● EXERCISE: Lines holding the string "structure" are the ones to copy from this listing.

● RECORDS FOR PROCESSING:

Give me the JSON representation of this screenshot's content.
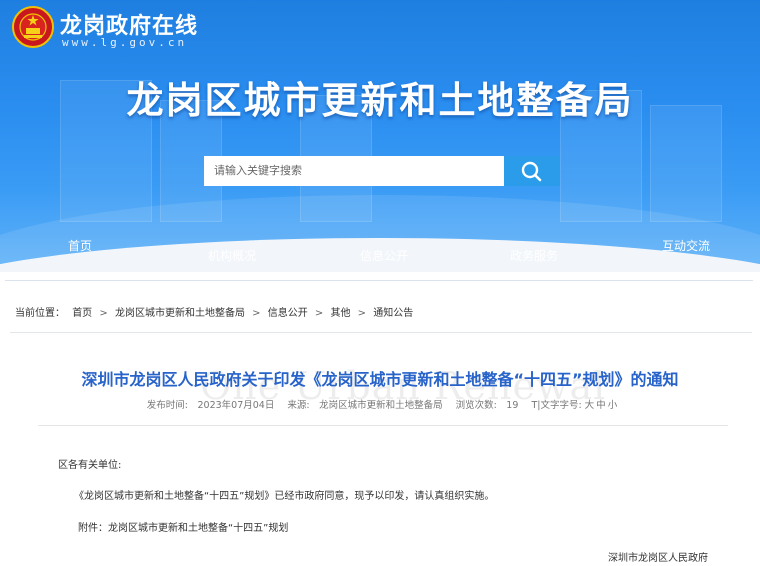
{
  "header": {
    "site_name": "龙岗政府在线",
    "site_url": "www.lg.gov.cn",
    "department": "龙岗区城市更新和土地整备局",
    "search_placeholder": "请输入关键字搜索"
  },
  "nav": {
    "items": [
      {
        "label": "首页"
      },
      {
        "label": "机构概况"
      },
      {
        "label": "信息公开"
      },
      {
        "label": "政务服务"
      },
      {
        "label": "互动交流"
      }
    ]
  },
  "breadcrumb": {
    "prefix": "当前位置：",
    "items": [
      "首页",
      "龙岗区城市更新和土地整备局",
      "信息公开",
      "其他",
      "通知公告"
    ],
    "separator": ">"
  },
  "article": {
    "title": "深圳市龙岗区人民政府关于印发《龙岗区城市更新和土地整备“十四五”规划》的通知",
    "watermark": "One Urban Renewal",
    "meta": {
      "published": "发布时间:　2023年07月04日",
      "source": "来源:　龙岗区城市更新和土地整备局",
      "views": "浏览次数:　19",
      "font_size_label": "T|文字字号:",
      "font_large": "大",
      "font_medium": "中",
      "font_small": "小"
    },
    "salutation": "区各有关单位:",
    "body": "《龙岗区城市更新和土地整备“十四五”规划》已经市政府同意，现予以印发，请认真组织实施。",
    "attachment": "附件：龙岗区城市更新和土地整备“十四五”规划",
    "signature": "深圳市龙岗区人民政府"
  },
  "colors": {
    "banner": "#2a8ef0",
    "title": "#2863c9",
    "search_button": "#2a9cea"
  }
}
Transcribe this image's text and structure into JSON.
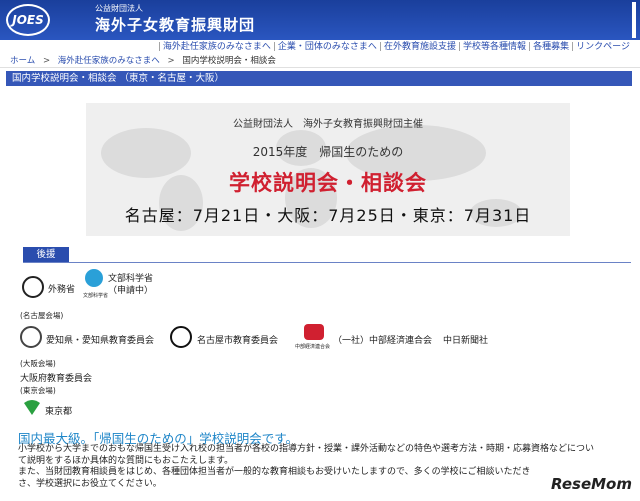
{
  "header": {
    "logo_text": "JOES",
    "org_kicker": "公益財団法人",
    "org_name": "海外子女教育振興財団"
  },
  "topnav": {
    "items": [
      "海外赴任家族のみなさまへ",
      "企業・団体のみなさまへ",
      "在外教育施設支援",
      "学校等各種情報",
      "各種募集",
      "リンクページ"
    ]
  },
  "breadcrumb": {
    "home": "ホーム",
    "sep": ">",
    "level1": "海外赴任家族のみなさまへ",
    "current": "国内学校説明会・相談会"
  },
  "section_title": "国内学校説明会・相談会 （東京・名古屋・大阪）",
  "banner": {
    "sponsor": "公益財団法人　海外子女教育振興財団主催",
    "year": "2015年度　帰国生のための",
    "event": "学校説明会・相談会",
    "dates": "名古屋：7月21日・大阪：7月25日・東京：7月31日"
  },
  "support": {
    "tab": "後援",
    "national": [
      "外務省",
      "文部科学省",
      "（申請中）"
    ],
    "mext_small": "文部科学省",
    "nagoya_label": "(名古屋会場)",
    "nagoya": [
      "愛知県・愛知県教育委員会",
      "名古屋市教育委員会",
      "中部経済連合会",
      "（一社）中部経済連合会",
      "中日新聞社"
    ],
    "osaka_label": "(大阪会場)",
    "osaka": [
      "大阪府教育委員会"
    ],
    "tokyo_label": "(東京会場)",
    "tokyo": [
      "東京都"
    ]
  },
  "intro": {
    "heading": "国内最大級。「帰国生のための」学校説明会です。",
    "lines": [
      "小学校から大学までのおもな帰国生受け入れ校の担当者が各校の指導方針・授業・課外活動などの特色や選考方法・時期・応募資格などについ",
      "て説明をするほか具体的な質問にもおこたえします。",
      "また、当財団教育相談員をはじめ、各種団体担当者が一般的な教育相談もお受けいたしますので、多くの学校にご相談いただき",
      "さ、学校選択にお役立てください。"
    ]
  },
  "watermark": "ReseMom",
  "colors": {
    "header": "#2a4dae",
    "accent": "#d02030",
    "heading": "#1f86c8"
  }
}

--

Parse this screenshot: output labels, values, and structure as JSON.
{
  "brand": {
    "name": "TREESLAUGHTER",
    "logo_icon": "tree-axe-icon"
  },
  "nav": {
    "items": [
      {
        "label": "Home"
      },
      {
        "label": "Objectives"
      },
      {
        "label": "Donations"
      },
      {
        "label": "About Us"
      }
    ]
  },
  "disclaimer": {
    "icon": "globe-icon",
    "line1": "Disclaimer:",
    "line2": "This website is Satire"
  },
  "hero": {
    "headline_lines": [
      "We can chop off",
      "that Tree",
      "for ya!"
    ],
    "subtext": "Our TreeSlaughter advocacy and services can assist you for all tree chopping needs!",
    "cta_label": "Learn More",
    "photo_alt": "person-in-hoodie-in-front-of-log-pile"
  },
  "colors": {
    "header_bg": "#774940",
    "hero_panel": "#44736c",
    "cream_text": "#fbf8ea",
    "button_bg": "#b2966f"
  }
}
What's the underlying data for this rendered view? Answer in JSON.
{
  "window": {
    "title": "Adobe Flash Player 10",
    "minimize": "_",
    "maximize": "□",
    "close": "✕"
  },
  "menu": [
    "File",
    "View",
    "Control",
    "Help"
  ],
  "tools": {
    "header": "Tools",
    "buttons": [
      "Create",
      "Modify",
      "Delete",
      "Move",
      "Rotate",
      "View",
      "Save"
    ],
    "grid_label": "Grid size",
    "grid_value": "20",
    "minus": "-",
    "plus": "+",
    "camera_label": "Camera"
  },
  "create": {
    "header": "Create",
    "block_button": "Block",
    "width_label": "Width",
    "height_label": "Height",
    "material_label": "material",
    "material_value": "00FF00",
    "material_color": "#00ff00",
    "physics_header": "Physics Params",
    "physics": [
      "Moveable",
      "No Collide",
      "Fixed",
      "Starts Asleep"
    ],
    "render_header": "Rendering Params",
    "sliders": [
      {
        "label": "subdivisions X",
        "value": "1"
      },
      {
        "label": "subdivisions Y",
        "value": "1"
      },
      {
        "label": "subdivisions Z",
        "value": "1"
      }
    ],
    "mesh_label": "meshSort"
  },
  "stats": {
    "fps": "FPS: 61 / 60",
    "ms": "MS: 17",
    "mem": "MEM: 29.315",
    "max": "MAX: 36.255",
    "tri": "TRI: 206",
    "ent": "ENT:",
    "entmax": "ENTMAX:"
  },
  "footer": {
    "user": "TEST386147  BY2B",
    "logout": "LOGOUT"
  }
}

● ANSWER BELOW:
Transcribe this image's text and structure into JSON.
Parse this screenshot: output labels, values, and structure as JSON.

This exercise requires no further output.